There’s certainly more to Karauli than a yearly animal fair and some slapstick comedy, though. Set completely off the tourist map (yet only 180 km from both Agra and Jaipur), the kingdom formerly known as Kalyanpuri has a history dating back to the 14th century AD, and its erstwhile rulers, the Yaduvanshi Rajputs, were said to have been direct descendants of Krishna. That’s some serious pedigree, it has to be said, and the little town has some architecture to match – once you manage to find your way there, that is. It’s off the Jaipur-Agra highway, but there’s not much by way of signage, so a certain amount of clueless wandering around might be involved. Having eventually found my way, I was pleased to discover that my digs for the next few days, the Bhanwar Vilas Palace, was a most agreeable place.

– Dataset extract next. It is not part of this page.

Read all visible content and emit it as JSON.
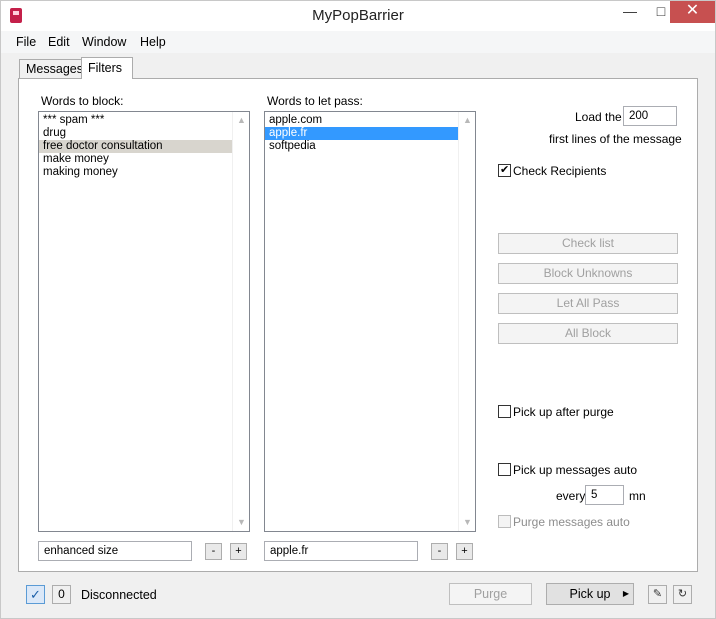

Not as ostentatious as some of its ilk, yet with an unmistakably royal air about it, it was a sprawling property and quite charming in the way it combined its blue blood with a certain homeliness. This was largely due to the presence of the maharaja and his wife, who were constantly at pains to ensure that all guests were well taken care of. I had a look around the grounds after a hearty lunch, and it must be said that for those in search of a relaxing weekend, with no major cardio-vascular activity, the place is ideal. There are literally dozens of places to settle down with a book or to simply laze in the sun, as peacocks strut around the gardens. At the back, there are stables with horses, if you feel like a bit of a trot, and a garage with a Buick 8, a DeSoto Diplomat and a lovely old Bedford bus.

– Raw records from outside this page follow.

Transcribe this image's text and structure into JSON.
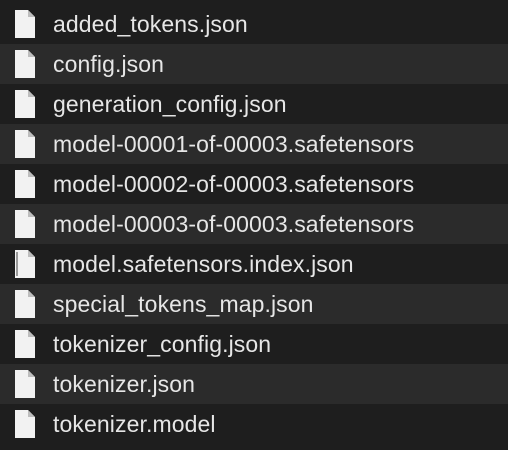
{
  "files": [
    {
      "name": "added_tokens.json",
      "icon": "document-icon"
    },
    {
      "name": "config.json",
      "icon": "document-icon"
    },
    {
      "name": "generation_config.json",
      "icon": "document-icon"
    },
    {
      "name": "model-00001-of-00003.safetensors",
      "icon": "document-icon"
    },
    {
      "name": "model-00002-of-00003.safetensors",
      "icon": "document-icon"
    },
    {
      "name": "model-00003-of-00003.safetensors",
      "icon": "document-icon"
    },
    {
      "name": "model.safetensors.index.json",
      "icon": "document-icon"
    },
    {
      "name": "special_tokens_map.json",
      "icon": "document-icon"
    },
    {
      "name": "tokenizer_config.json",
      "icon": "document-icon"
    },
    {
      "name": "tokenizer.json",
      "icon": "document-icon"
    },
    {
      "name": "tokenizer.model",
      "icon": "document-icon"
    }
  ],
  "colors": {
    "background": "#1e1e1e",
    "row_alt": "#2b2b2b",
    "text": "#e6e6e6",
    "icon_fill": "#f2f2f2",
    "icon_fold": "#bdbdbd"
  }
}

Attractive as the idea of simply lounging around was, I got in the Cedia and set out for the City Palace, the old fort where the former rulers used to stay. It didn’t take me long to realize this move was a mistake; the approach to the palace was through some of the narrowest market lanes I’ve come across, and the car was soon hemmed in on all sides by people, animals, bikes and autorickshaws. The stares I got said it all – everyone clearly thought I was insane. Since the only way was forward, I somehow inched the car through until the road widened and I found myself at the stately entrance to the palace.
There are several advantages to staying at a hotel where the current maharaja is also in residence, and not the least of them is that one phone call from him literally opens up doors. I was being expected; an enthusiastic caretaker explained that he would show me ‘every corner’ of the palace, especially all the sections that had been closed off to the general public. ‘Why were they closed off?’ I asked. ‘Sir, at one point the entire palace was open to the public. You won’t believe the sort of damage people did to it, scrawling graffiti and breaking off mirrors and other things. We had to close off most of the sections after that.’ Not for the first time, I told myself that we, as a nation, simply don’t deserve our rich heritage. If a selective admittance policy keeps out ignorant, uncultured and insensitive morons from monuments of such beauty, so be it and may more places adopt such rules.